Spreading deaf awareness is a great way to ensure accessibility and accommodation among people who need extra support in your commnunity. Whether you are a student, youth or adult, spreading deaf awareness is a wonderful initiative. Here are some helpful tips to get started in spreading deaf awareness in your community!
Spreading deaf awareness starts by educating yourself. Many organizations across the world help connect deaf individuals with resources and supporters. If you want to help, the first thing to do is get involved! Most non-governmental and charity organizations have websites that outline their history and mission as well as ways you can contribute. Many organizations have local, regional, and/or state chapters. Reach out and ask what you can do. Even small actions like re-posting infographics on your personal social media accounts or joining their email lists can be part of advocacy.

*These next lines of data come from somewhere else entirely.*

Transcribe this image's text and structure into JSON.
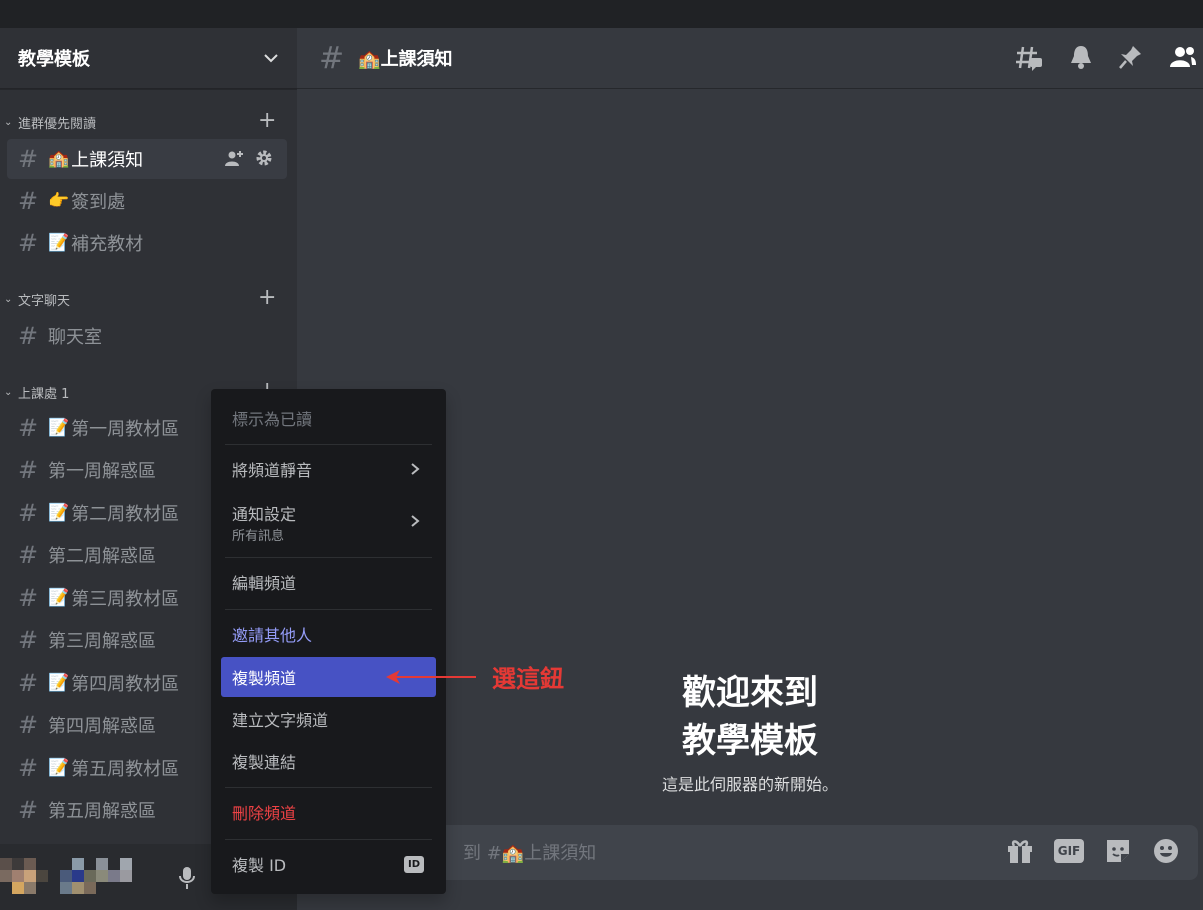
{
  "server": {
    "name": "教學模板"
  },
  "categories": [
    {
      "name": "進群優先閱讀"
    },
    {
      "name": "文字聊天"
    },
    {
      "name": "上課處 1"
    }
  ],
  "channels": [
    {
      "emoji": "🏫",
      "name": "上課須知"
    },
    {
      "emoji": "👉",
      "name": "簽到處"
    },
    {
      "emoji": "📝",
      "name": "補充教材"
    },
    {
      "emoji": "",
      "name": "聊天室"
    },
    {
      "emoji": "📝",
      "name": "第一周教材區"
    },
    {
      "emoji": "",
      "name": "第一周解惑區"
    },
    {
      "emoji": "📝",
      "name": "第二周教材區"
    },
    {
      "emoji": "",
      "name": "第二周解惑區"
    },
    {
      "emoji": "📝",
      "name": "第三周教材區"
    },
    {
      "emoji": "",
      "name": "第三周解惑區"
    },
    {
      "emoji": "📝",
      "name": "第四周教材區"
    },
    {
      "emoji": "",
      "name": "第四周解惑區"
    },
    {
      "emoji": "📝",
      "name": "第五周教材區"
    },
    {
      "emoji": "",
      "name": "第五周解惑區"
    }
  ],
  "header": {
    "channel_emoji": "🏫",
    "channel_name": "上課須知"
  },
  "welcome": {
    "line1": "歡迎來到",
    "line2": "教學模板",
    "subtitle": "這是此伺服器的新開始。"
  },
  "composer": {
    "placeholder_visible": "到 #",
    "channel_emoji": "🏫",
    "channel_name": "上課須知",
    "gif_label": "GIF"
  },
  "context_menu": {
    "mark_read": "標示為已讀",
    "mute": "將頻道靜音",
    "notify": "通知設定",
    "notify_sub": "所有訊息",
    "edit": "編輯頻道",
    "invite": "邀請其他人",
    "clone": "複製頻道",
    "create_text": "建立文字頻道",
    "copy_link": "複製連結",
    "delete": "刪除頻道",
    "copy_id": "複製 ID",
    "id_badge": "ID"
  },
  "annotation": {
    "text": "選這鈕",
    "color": "#e53935"
  },
  "colors": {
    "accent": "#4752c4",
    "danger": "#ed4245",
    "link": "#949cf7"
  }
}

If you want to go one step further, there are many groups that help with public policy and bigger initiatives. Consider what type of talents you can bring to the table. If you are more artistically inclined or have experience with social media, you can help these organizations spread awareness online. You can make social media posts that explain local statistics about hearing loss or provide resources for people to get further information. Another type of activity these public advocacy groups get involved in is legislation. If you’re interested in possibly being an intern or working part time for these groups, it’s a great experience for a high school student.
Most cities and schools have local news sites that post articles and events. Oftentimes, they will accept student commentary. Even your school publications can be a convenient way to raise awareness among fellow students. You could write about your experiences as a deaf person, or interview someone else who is deaf. Another idea is to identify ways that others can be more aware or get involved with the community. Or write about how to be more inclusive.
A great way to advocate for a cause is to have a public art installation. It’s visible and can be a fun way for community members to get involved.
I recently led a group of students with disabilities in my school district to paint a bus bench mural. We partnered with the area’s public transportation service and worked with teachers and paraeducators within the special education community. The mural was installed in front of the school district’s office.
Just by being a person with hearing loss you are spreading awareness by living your life. Don’t be afraid to talk about your need and support with your friends and community members. The more we bring awareness to hearing loss, the less stigmas and confusion exist around us.
Read more: 10 misconceptions about hearing loss